Monday, July 9, 2012

"my three words have two meanings...but there is one thing on my mind" Lego House--Ed Sheeran

The world might not be in as bad of shape as it is if all the people in it were Irish. Not the big city Irish people either, but the ones from the small fishing towns and villages along the coasts. But I'll get to that later. For now I need to get caught up on what happened between now and Moscow. I wish I had the patience to sit and write out all the details of everything I remember, but I don't. At least not for here on the blog.

This past winter in Moscow was the longest winter of my life. Maybe because I was away from home again. Maybe it was because it snowed almost everyday right through the first week of April. Maybe it was because I didn't have a nice, heated car and had to hoof it everywhere I went. Maybe it was all of those things. Maybe there were a few more reasons, too.

It was also the most memorable winter of my life.

Maybe it was because I lived on a floor full of foreign students in a dorm on the campus of the Russia Academy of National Economics under the President of the Russian Federation (pretty official sounding, eh?). Maybe it was because my atheist professor could have doubled for the part of Professor Trelawny in the Harry Potter movies. Maybe it was because I had a German bishop with a Russia-hating wife in an international branch where I was called as a primary teacher. Maybe it was because I was back in the former Soviet Union and this time I wasn't a missionary. Maybe it was all of those things, but there are definitely more reasons, too.

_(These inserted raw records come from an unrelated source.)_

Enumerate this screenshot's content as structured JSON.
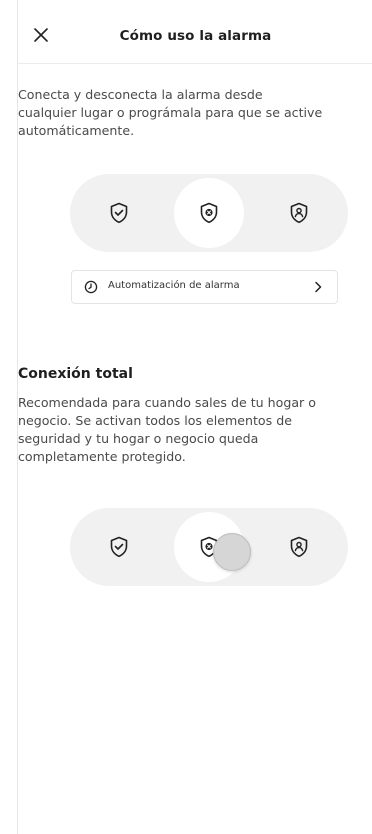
{
  "header": {
    "title": "Cómo uso la alarma",
    "close_icon": "close-icon"
  },
  "intro": {
    "lines": [
      "Conecta y desconecta la alarma desde",
      "cualquier lugar o prográmala para que se active",
      "automáticamente."
    ]
  },
  "mode_selector": {
    "modes": [
      {
        "icon": "shield-check-icon"
      },
      {
        "icon": "shield-x-icon",
        "selected": true
      },
      {
        "icon": "shield-person-icon"
      }
    ]
  },
  "automation": {
    "label": "Automatización de alarma",
    "icon": "clock-icon",
    "chevron": "chevron-right-icon"
  },
  "section": {
    "title": "Conexión total",
    "lines": [
      "Recomendada para cuando sales de tu hogar o",
      "negocio. Se activan todos los elementos de",
      "seguridad y tu hogar o negocio queda",
      "completamente protegido."
    ]
  },
  "colors": {
    "track": "#f1f1f1",
    "text": "#4a4a4a",
    "title": "#1f1f1f"
  }
}
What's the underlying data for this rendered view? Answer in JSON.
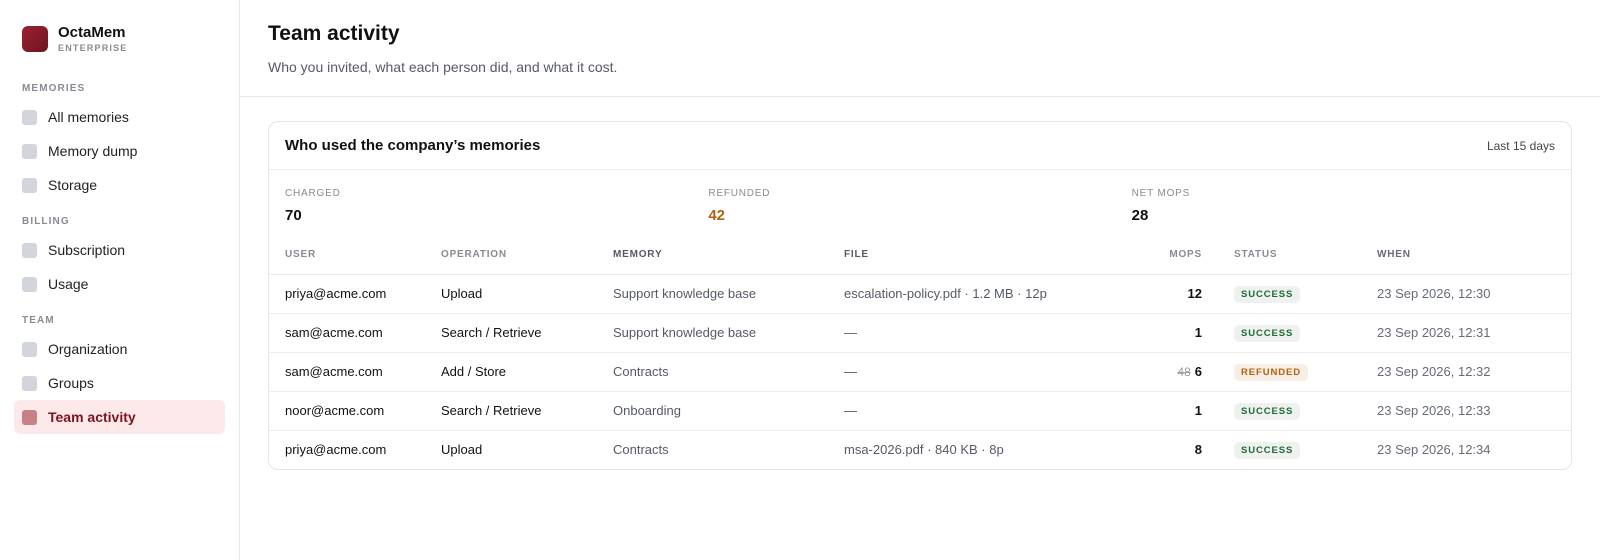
{
  "brand": {
    "name": "OctaMem",
    "sub": "ENTERPRISE"
  },
  "sidebar": {
    "sections": [
      {
        "title": "MEMORIES",
        "items": [
          {
            "label": "All memories"
          },
          {
            "label": "Memory dump"
          },
          {
            "label": "Storage"
          }
        ]
      },
      {
        "title": "BILLING",
        "items": [
          {
            "label": "Subscription"
          },
          {
            "label": "Usage"
          }
        ]
      },
      {
        "title": "TEAM",
        "items": [
          {
            "label": "Organization"
          },
          {
            "label": "Groups"
          },
          {
            "label": "Team activity",
            "active": true
          }
        ]
      }
    ]
  },
  "header": {
    "title": "Team activity",
    "subtitle": "Who you invited, what each person did, and what it cost."
  },
  "card": {
    "title": "Who used the company’s memories",
    "range": "Last 15 days",
    "stats": [
      {
        "label": "CHARGED",
        "value": "70"
      },
      {
        "label": "REFUNDED",
        "value": "42"
      },
      {
        "label": "NET MOPS",
        "value": "28"
      }
    ]
  },
  "table": {
    "columns": {
      "user": "USER",
      "operation": "OPERATION",
      "memory": "MEMORY",
      "file": "FILE",
      "mops": "MOPS",
      "status": "STATUS",
      "when": "WHEN"
    },
    "rows": [
      {
        "user": "priya@acme.com",
        "operation": "Upload",
        "memory": "Support knowledge base",
        "file": "escalation-policy.pdf · 1.2 MB · 12p",
        "mops_old": "",
        "mops": "12",
        "status": "SUCCESS",
        "when": "23 Sep 2026, 12:30"
      },
      {
        "user": "sam@acme.com",
        "operation": "Search / Retrieve",
        "memory": "Support knowledge base",
        "file": "—",
        "mops_old": "",
        "mops": "1",
        "status": "SUCCESS",
        "when": "23 Sep 2026, 12:31"
      },
      {
        "user": "sam@acme.com",
        "operation": "Add / Store",
        "memory": "Contracts",
        "file": "—",
        "mops_old": "48",
        "mops": "6",
        "status": "REFUNDED",
        "when": "23 Sep 2026, 12:32"
      },
      {
        "user": "noor@acme.com",
        "operation": "Search / Retrieve",
        "memory": "Onboarding",
        "file": "—",
        "mops_old": "",
        "mops": "1",
        "status": "SUCCESS",
        "when": "23 Sep 2026, 12:33"
      },
      {
        "user": "priya@acme.com",
        "operation": "Upload",
        "memory": "Contracts",
        "file": "msa-2026.pdf · 840 KB · 8p",
        "mops_old": "",
        "mops": "8",
        "status": "SUCCESS",
        "when": "23 Sep 2026, 12:34"
      }
    ]
  },
  "colors": {
    "accent": "#8b1c2b",
    "active_bg": "#fde9ea",
    "refund": "#b4600e",
    "success": "#1d6b34"
  }
}
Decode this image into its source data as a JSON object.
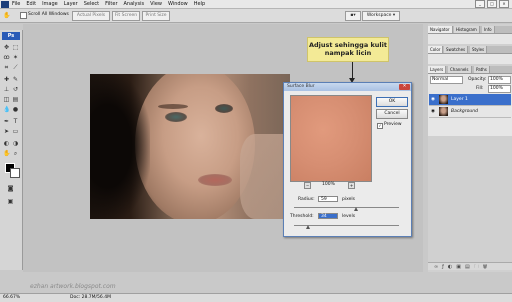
{
  "menu": {
    "items": [
      "File",
      "Edit",
      "Image",
      "Layer",
      "Select",
      "Filter",
      "Analysis",
      "View",
      "Window",
      "Help"
    ],
    "workspace_label": "Workspace ▾"
  },
  "options": {
    "scroll_all_label": "Scroll All Windows",
    "actual_pixels": "Actual Pixels",
    "fit_screen": "Fit Screen",
    "print_size": "Print Size"
  },
  "tools": {
    "logo": "Ps"
  },
  "callout": {
    "line1": "Adjust sehingga kulit",
    "line2": "nampak licin"
  },
  "dialog": {
    "title": "Surface Blur",
    "ok": "OK",
    "cancel": "Cancel",
    "preview_label": "Preview",
    "zoom": "100%",
    "radius_label": "Radius:",
    "radius_value": "59",
    "radius_unit": "pixels",
    "threshold_label": "Threshold:",
    "threshold_value": "34",
    "threshold_unit": "levels"
  },
  "panels": {
    "top_tabs": [
      "Navigator",
      "Histogram",
      "Info"
    ],
    "mid_tabs": [
      "Color",
      "Swatches",
      "Styles"
    ],
    "layer_tabs": [
      "Layers",
      "Channels",
      "Paths"
    ],
    "blend_mode": "Normal",
    "opacity_label": "Opacity:",
    "opacity_value": "100%",
    "fill_label": "Fill:",
    "fill_value": "100%",
    "layers": [
      {
        "name": "Layer 1",
        "selected": true
      },
      {
        "name": "Background",
        "selected": false
      }
    ]
  },
  "status": {
    "zoom": "66.67%",
    "doc": "Doc: 28.7M/56.4M"
  },
  "watermark": "ezhan artwork.blogspot.com"
}
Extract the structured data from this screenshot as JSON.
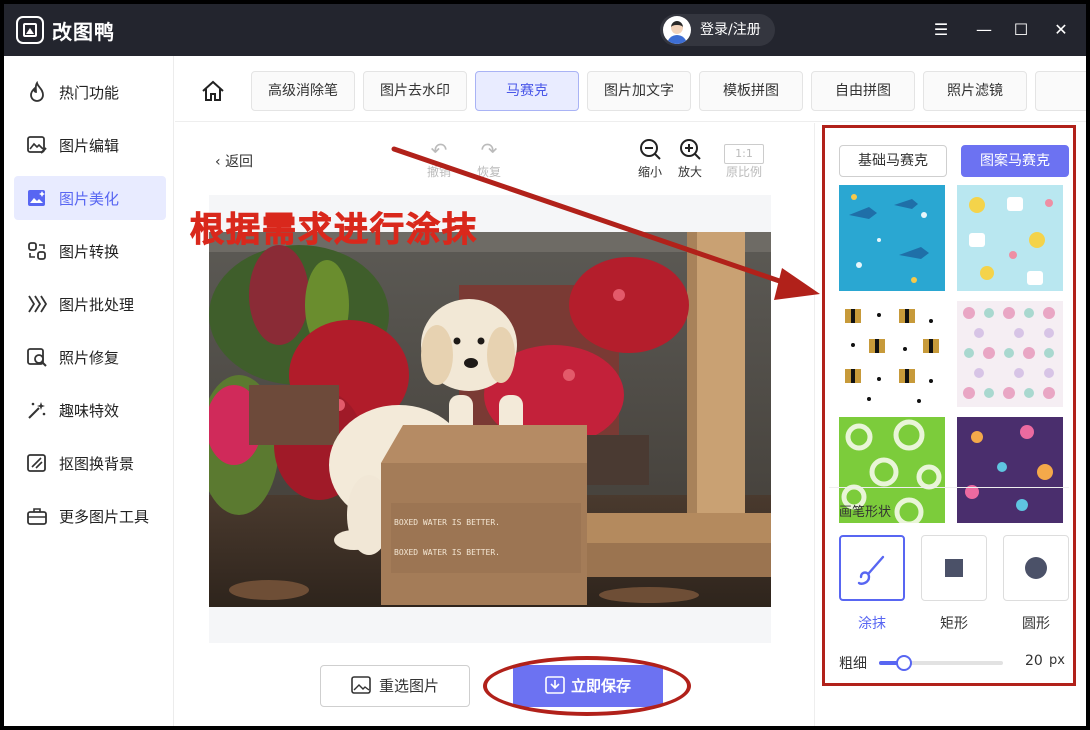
{
  "app": {
    "title": "改图鸭",
    "login_label": "登录/注册"
  },
  "window_controls": [
    {
      "name": "menu-icon",
      "glyph": "☰"
    },
    {
      "name": "minimize-icon",
      "glyph": "—"
    },
    {
      "name": "maximize-icon",
      "glyph": "☐"
    },
    {
      "name": "close-icon",
      "glyph": "✕"
    }
  ],
  "sidebar": {
    "items": [
      {
        "label": "热门功能",
        "icon": "flame-icon"
      },
      {
        "label": "图片编辑",
        "icon": "image-edit-icon"
      },
      {
        "label": "图片美化",
        "icon": "image-beautify-icon",
        "active": true
      },
      {
        "label": "图片转换",
        "icon": "convert-icon"
      },
      {
        "label": "图片批处理",
        "icon": "batch-icon"
      },
      {
        "label": "照片修复",
        "icon": "photo-repair-icon"
      },
      {
        "label": "趣味特效",
        "icon": "sparkle-wand-icon"
      },
      {
        "label": "抠图换背景",
        "icon": "cutout-icon"
      },
      {
        "label": "更多图片工具",
        "icon": "toolbox-icon"
      }
    ]
  },
  "toolbar": {
    "tabs": [
      {
        "label": "高级消除笔"
      },
      {
        "label": "图片去水印"
      },
      {
        "label": "马赛克",
        "active": true
      },
      {
        "label": "图片加文字"
      },
      {
        "label": "模板拼图"
      },
      {
        "label": "自由拼图"
      },
      {
        "label": "照片滤镜"
      }
    ]
  },
  "editor": {
    "back_label": "返回",
    "undo_label": "撤销",
    "redo_label": "恢复",
    "zoom_out_label": "缩小",
    "zoom_in_label": "放大",
    "ratio_glyph": "1:1",
    "ratio_label": "原比例",
    "box_text": "BOXED WATER IS BETTER.",
    "reselect_label": "重选图片",
    "save_label": "立即保存"
  },
  "annotation": {
    "heading": "根据需求进行涂抹",
    "color": "#d9281c"
  },
  "mosaic_panel": {
    "basic_label": "基础马赛克",
    "pattern_label": "图案马赛克",
    "patterns": [
      {
        "name": "shark-pattern",
        "bg": "#2aa7d2"
      },
      {
        "name": "baby-items-pattern",
        "bg": "#b9e7f0"
      },
      {
        "name": "gift-star-pattern",
        "bg": "#ffffff"
      },
      {
        "name": "pastel-dots-pattern",
        "bg": "#f5eef3"
      },
      {
        "name": "green-rings-pattern",
        "bg": "#7ccc3b"
      },
      {
        "name": "purple-dots-pattern",
        "bg": "#4a2e6d"
      }
    ],
    "brush_title": "画笔形状",
    "brushes": [
      {
        "label": "涂抹",
        "icon": "brush-icon",
        "active": true
      },
      {
        "label": "矩形",
        "icon": "square-icon"
      },
      {
        "label": "圆形",
        "icon": "circle-icon"
      }
    ],
    "size_label": "粗细",
    "size_value": "20",
    "size_unit": "px",
    "size_fraction": 0.2
  },
  "colors": {
    "accent": "#5866f2",
    "save_button": "#6c72f2",
    "titlebar": "#23252e",
    "annotation_red": "#b1211a"
  }
}
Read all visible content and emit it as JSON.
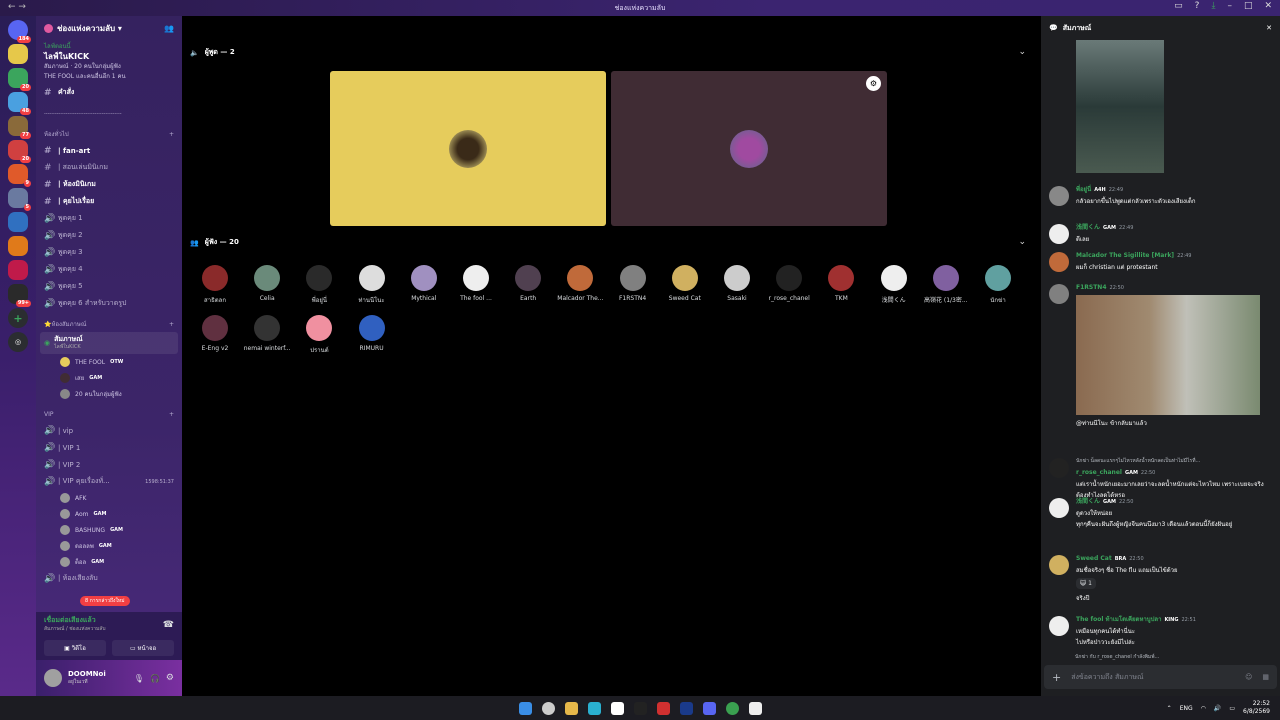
{
  "window": {
    "title": "ช่องแห่งความลับ"
  },
  "servers": [
    {
      "color": "#5865f2",
      "badge": "184"
    },
    {
      "color": "#e6c84a",
      "badge": ""
    },
    {
      "color": "#3ba55d",
      "badge": "20"
    },
    {
      "color": "#4aa0e0",
      "badge": "48"
    },
    {
      "color": "#8a6a3a",
      "badge": "77"
    },
    {
      "color": "#d04040",
      "badge": "20"
    },
    {
      "color": "#e05a2a",
      "badge": "9"
    },
    {
      "color": "#6a7aa0",
      "badge": "5"
    },
    {
      "color": "#3070c0",
      "badge": ""
    },
    {
      "color": "#e07a1a",
      "badge": ""
    },
    {
      "color": "#c01a4a",
      "badge": ""
    },
    {
      "color": "#2a2a2a",
      "badge": "99+"
    }
  ],
  "server_header": "ช่องแห่งความลับ",
  "event": {
    "label": "ไลฟ์ตอนนี้",
    "title": "ไลฟ์ในKICK",
    "line1": "สัมภาษณ์ · 20 คนในกลุ่มผู้ฟัง",
    "line2": "THE FOOL และคนอื่นอีก 1 คน"
  },
  "ch_rules": "คำสั่ง",
  "divider": "-------------------------------------------",
  "cat_general": "ห้องทั่วไป",
  "text_channels": [
    "| fan-art",
    "| สอนเล่นมินิเกม",
    "| ห้องมินิเกม",
    "| คุยไปเรื่อย"
  ],
  "voice_channels": [
    "พูดคุย 1",
    "พูดคุย 2",
    "พูดคุย 3",
    "พูดคุย 4",
    "พูดคุย 5",
    "พูดคุย 6 สำหรับวาดรูป"
  ],
  "cat_stage": "⭐ห้องสัมภาษณ์",
  "stage_ch": {
    "name": "สัมภาษณ์",
    "sub": "ไลฟ์ในKICK"
  },
  "stage_users": [
    {
      "name": "THE FOOL",
      "tag": "OTW"
    },
    {
      "name": "เสย",
      "tag": "GAM"
    },
    {
      "name": "20 คนในกลุ่มผู้ฟัง",
      "tag": ""
    }
  ],
  "cat_vip": "VIP",
  "vip_channels": [
    "| vip",
    "| VIP 1",
    "| VIP 2"
  ],
  "vip_active": {
    "name": "| VIP คุยเรื่องทั่...",
    "timer": "1598:51:37"
  },
  "vip_users": [
    {
      "name": "AFK",
      "tag": ""
    },
    {
      "name": "Aom",
      "tag": "GAM"
    },
    {
      "name": "BASHUNG",
      "tag": "GAM"
    },
    {
      "name": "ดอลลพ",
      "tag": "GAM"
    },
    {
      "name": "ต็อล",
      "tag": "GAM"
    }
  ],
  "vip_more": "| ห้องเสียงลับ",
  "new_unread": "8 การกล่าวถึงใหม่",
  "voice_status": {
    "title": "เชื่อมต่อเสียงแล้ว",
    "sub": "สัมภาษณ์ / ช่องแห่งความลับ",
    "video": "วิดีโอ",
    "screen": "หน้าจอ"
  },
  "user": {
    "name": "DOOMNoi",
    "status": "อยู่ในเวที"
  },
  "speakers_label": "ผู้พูด — 2",
  "audience_label": "ผู้ฟัง — 20",
  "audience": [
    "สาธิตลก",
    "Celia",
    "พี่อยู่นี่",
    "ท่านนีโนะ",
    "Mythical",
    "The fool ...",
    "Earth",
    "Malcador The...",
    "F1RSTN4",
    "Sweed Cat",
    "Sasaki",
    "r_rose_chanel",
    "TKM",
    "浅間くん",
    "高嶺花 (1/3密...",
    "นักฆ่า",
    "E-Eng v2",
    "nemai winterf...",
    "ปรานต์",
    "RIMURU"
  ],
  "audience_colors": [
    "#8a2a2a",
    "#6a8a7a",
    "#2a2a2a",
    "#ddd",
    "#a090c0",
    "#eee",
    "#504050",
    "#c06a3a",
    "#808080",
    "#d0b060",
    "#ccc",
    "#222",
    "#a03030",
    "#eee",
    "#8060a0",
    "#60a0a0",
    "#603040",
    "#333",
    "#f090a0",
    "#3060c0"
  ],
  "chat": {
    "title": "สัมภาษณ์",
    "input_placeholder": "ส่งข้อความถึง สัมภาษณ์"
  },
  "messages": [
    {
      "author": "พี่อยู่นี่",
      "tag": "A4H",
      "time": "22:49",
      "text": "กลัวอยากขึ้นไปพูดแต่กลัวเพราะตัวเองเสียงเด็ก",
      "color": "#3ba55d"
    },
    {
      "author": "浅間くん",
      "tag": "GAM",
      "time": "22:49",
      "text": "ดีเลย",
      "color": "#3ba55d"
    },
    {
      "author": "Malcador The Sigillite [Mark]",
      "tag": "",
      "time": "22:49",
      "text": "ผมก็ christian แต่ protestant",
      "color": "#3ba55d"
    },
    {
      "author": "F1RSTN4",
      "tag": "",
      "time": "22:50",
      "text": "",
      "color": "#3ba55d"
    },
    {
      "author": "",
      "tag": "",
      "time": "",
      "text": "@ท่านนีโนะ ข้ากลับมาแล้ว",
      "color": "#fff"
    },
    {
      "author": "r_rose_chanel",
      "tag": "GAM",
      "time": "22:50",
      "text": "แต่เราน้ำหนักเยอะมากเลยว่าจะลดน้ำหนักแต่จะไหวไหม เพราะเบยจะจริงต้องทำไงลดได้หรอ",
      "color": "#3ba55d",
      "reply": "นักฆ่า น็ลดนะแรกๆไม่ไหวหลังน้ำหนักลดเป็นท่าไม่มีไรที่..."
    },
    {
      "author": "浅間くん",
      "tag": "GAM",
      "time": "22:50",
      "text": "ดูดวงให้หน่อย\nทุกๆคืนจะฝันถึงผู้หญิงจีนคนนึงมา3 เดือนแล้วตอนนี้ก็ยังฝันอยู่",
      "color": "#3ba55d"
    },
    {
      "author": "Sweed Cat",
      "tag": "BRA",
      "time": "22:50",
      "text": "สมชื่อจริงๆ ชื่อ The flu แถมเป็นไข้ด้วย",
      "color": "#3ba55d",
      "reaction": "1"
    },
    {
      "author": "",
      "tag": "",
      "time": "",
      "text": "จริงปี",
      "color": "#fff"
    },
    {
      "author": "The fool ท้าเมโดเคียตหาบูปลา",
      "tag": "KING",
      "time": "22:51",
      "text": "เหมือนทุกคนได้ทำนี่นะ\nไปหรือป่าววะยังมีไปล่ะ",
      "color": "#3ba55d"
    }
  ],
  "typing": "นักฆ่า กับ r_rose_chanel กำลังพิมพ์...",
  "taskbar": {
    "lang": "ENG",
    "time": "22:52",
    "date": "6/8/2569"
  }
}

About two weeks into my stay in Moscow I went and bought a $40 guitar to give me something to do in my down time. I don't play very well, but that guitar made more friends than I did. It all started when the rest of the international students got moved in to our floor and decided to get together in the commons area and drink. Me and my roommate (2 of 3 Mormons living on the floor) got a knock on our door that night and invited to come out and drink with everyone. Well, we didn't drink, but we ate a lot of chips.

After about an hour or so of people drinking and me eating chips, the other Mormon lad on our floor asked to see the guitar that I bought. Before long we had 17 people from 10 different countries crammed into a tiny dorm room singing "Heart of Gold" as loud as they could--over and over and over. We must have sung it 7 or 8 times in a row. This taught me one of the great truths of this life: that good music and enough alcohol can bridge any language, cultural, or age gaps.

The dorms in Moscow made our social life loads more fun. Because we were on campus so much we were able to meet lots of the students, who wanted to hang out with us because we are from America. We even got to "teach" two classes of students studying English. And that was where we met Anna, who in turn introduced us to Seva and Vannya. These three people are some of the greatest that I know.

The first time that I met Seva and Vannya was when they picked us up and drove us outside of Moscow to a foster home for young boys. On the way we stopped at a supermarket and Seva bought a bunch of juice, cookies, crackers, notebooks, pens, crayons, and play-dough to take to them. I found out later that  Seva and his father have been doing this sort of thing for years, and he brings his friends with him whenever he goes.

While on the way to the foster home, Seva told me about a conversation that he had with a young black student living in Moscow who's father died recently. His father had been the one paying for his tuition, so when the payments couldn't be made anymore the university kicked the young man out and gave away his spot in the dorms. I listened, and then logged it away in the "Sad Stories" part of my brain.

The day after we went to the foster home, Seva took me and my Canadian friend Simon (who lived on the same floor as us and was one of those that got super drunk the night we sang "Heart of Gold" a thousand times) and treated us to a game of Russian billiards. While Simon and I were playing, I eavesdropped on a call that Seva made. Seva, in less than 24 hours, had found a place to stay and a job for this young black student. 

That story is the best way that I can describe Seva. His friend Vannya is cut from the same mold. And I found myself wishing I was more like these two Russian 20 year-olds--wishing I would do good things for people just because I could and wanted to, and not because someone was expecting me to. They drink, smoke, swear, watch what would be R-rated movies if Russia had any kind of a rating system, and do just about everything that would be condemned by any Happy Valley-an.

But more than that they are good people.

This post took a little different direction than I intended. I'm tired and going to bed. Looks like I'll have to catch up on my Moscow adventure in periodic installments.

I'm not even close to telling you why the world would be better if we were all small-town Irish folk. But I'll get around to it--maybe in a month or six.